“The PC-1 for this initiative is almost complete. We have decided to allocate Rs2 billion to the first phase of this plan and will release Rs500 million in the current fiscal year,” Public Health Engineering Department Secretary Roshan Ali Shaikh told The Express Tribune. “Once installed, these solar-powered water filtration units should provide residents of areas with contaminated water supply with clean drinking water while running off the power grid.”
Sindh government sources said the public health engineering department has asked the provincial government’s education and health wings to identify schools and health centres that are struggling to provide potable water. In many remote areas, such as Thar, Kachho and Kohistan, residents spend much of their day fetching water from distant water sources, they said. According to them, the scheme should provide them with easy access to clean drinking water, making their lives considerably easier.
“We are also devising a plan on how to maintain these plants,” said Shaikh. “The public health engineering department is also going to build model villages with economically sustainable housing projects in Thar and other districts,” he added.
“Thar, in particular, is unique in terms of contrast. Although rich in mineral resources and possessing great tourism potential due to its natural beauty, its residents suffer serious food security, health, education and livestock issues,” noted Shaikh. “That is why the Sindh government has pinpointed this area in particular for model villages.”
Outlining the vision for these model villages, the public health engineering secretary said: “We have an integrated and a holistic strategic approach. Each model village will have a community water tank for human consumption and a pond for livestock water needs. Every village will also have RO filters, health facilities, and every house in the village will come with a kitchen, garden and a pitcher-irrigation system for fruit trees and vegetables.”
He added that the government also plans to introduce joint fodder cultivation under village community supervision and set up training centres for prospective artisans in coordination with the social welfare department and NGOs.
Speaking to The Express Tribune, Sindh Public Health Engineering Minister Mir Shabbir Ali Bijarani complained that “some sections of media highlight negative stories from the province, ignoring the positive work we are carrying out, especially in Thar.”

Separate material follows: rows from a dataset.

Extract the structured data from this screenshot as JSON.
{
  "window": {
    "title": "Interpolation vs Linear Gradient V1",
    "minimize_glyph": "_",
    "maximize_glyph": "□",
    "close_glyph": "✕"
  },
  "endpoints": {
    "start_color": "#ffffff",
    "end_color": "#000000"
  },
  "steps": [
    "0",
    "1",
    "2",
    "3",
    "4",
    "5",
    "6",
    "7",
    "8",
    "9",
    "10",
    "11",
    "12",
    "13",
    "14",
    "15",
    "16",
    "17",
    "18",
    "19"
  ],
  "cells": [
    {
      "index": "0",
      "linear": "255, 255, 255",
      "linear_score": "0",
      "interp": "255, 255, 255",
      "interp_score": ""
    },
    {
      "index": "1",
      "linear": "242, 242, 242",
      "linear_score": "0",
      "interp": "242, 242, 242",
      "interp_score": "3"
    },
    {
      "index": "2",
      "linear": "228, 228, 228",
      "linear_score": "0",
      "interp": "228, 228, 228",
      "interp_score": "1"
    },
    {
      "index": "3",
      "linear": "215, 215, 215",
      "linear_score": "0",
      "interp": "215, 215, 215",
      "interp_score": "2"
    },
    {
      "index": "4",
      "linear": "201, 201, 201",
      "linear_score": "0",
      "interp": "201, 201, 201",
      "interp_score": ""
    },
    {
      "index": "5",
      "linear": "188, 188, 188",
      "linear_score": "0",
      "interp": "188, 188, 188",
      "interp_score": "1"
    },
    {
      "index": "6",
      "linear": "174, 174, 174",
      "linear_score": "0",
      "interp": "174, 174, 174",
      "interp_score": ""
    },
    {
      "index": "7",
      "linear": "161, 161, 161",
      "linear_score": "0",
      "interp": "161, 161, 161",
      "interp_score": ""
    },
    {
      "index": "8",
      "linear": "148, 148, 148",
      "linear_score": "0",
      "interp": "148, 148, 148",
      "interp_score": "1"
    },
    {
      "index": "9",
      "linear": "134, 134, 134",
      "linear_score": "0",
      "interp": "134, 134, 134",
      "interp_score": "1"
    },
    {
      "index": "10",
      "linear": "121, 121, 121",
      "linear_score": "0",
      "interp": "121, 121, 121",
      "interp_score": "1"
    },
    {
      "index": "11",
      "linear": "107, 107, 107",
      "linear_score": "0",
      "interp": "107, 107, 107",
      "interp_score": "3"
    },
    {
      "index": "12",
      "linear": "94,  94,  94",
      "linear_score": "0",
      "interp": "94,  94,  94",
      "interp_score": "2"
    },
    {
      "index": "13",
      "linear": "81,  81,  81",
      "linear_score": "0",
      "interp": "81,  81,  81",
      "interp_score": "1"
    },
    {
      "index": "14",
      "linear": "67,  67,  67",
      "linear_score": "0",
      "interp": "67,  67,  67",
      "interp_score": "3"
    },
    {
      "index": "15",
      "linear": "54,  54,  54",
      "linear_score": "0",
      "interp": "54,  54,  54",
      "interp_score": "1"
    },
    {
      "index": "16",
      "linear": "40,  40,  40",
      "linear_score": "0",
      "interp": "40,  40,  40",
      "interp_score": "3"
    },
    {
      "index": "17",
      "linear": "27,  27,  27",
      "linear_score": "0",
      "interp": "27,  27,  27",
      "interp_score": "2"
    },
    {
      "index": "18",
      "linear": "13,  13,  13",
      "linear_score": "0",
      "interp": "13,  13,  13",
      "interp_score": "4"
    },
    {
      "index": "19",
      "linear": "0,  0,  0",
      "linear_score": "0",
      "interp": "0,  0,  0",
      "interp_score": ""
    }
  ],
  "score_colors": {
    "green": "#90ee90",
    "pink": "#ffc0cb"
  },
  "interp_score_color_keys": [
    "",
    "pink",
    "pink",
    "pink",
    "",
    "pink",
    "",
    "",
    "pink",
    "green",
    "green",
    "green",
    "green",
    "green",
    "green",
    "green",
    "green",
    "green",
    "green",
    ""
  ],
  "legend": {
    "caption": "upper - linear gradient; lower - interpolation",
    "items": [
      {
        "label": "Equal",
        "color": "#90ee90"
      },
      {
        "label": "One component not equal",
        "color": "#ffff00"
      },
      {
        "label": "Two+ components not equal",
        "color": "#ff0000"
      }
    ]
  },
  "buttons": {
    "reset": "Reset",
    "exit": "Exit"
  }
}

“We are working on water security in Thar by dividing it in seven zones. Our department has devised a plan so that people can get potable water at doorsteps,” he said, insisting that the construction and revamp of rural drainage and water supply schemes is the Sindh government’s priority.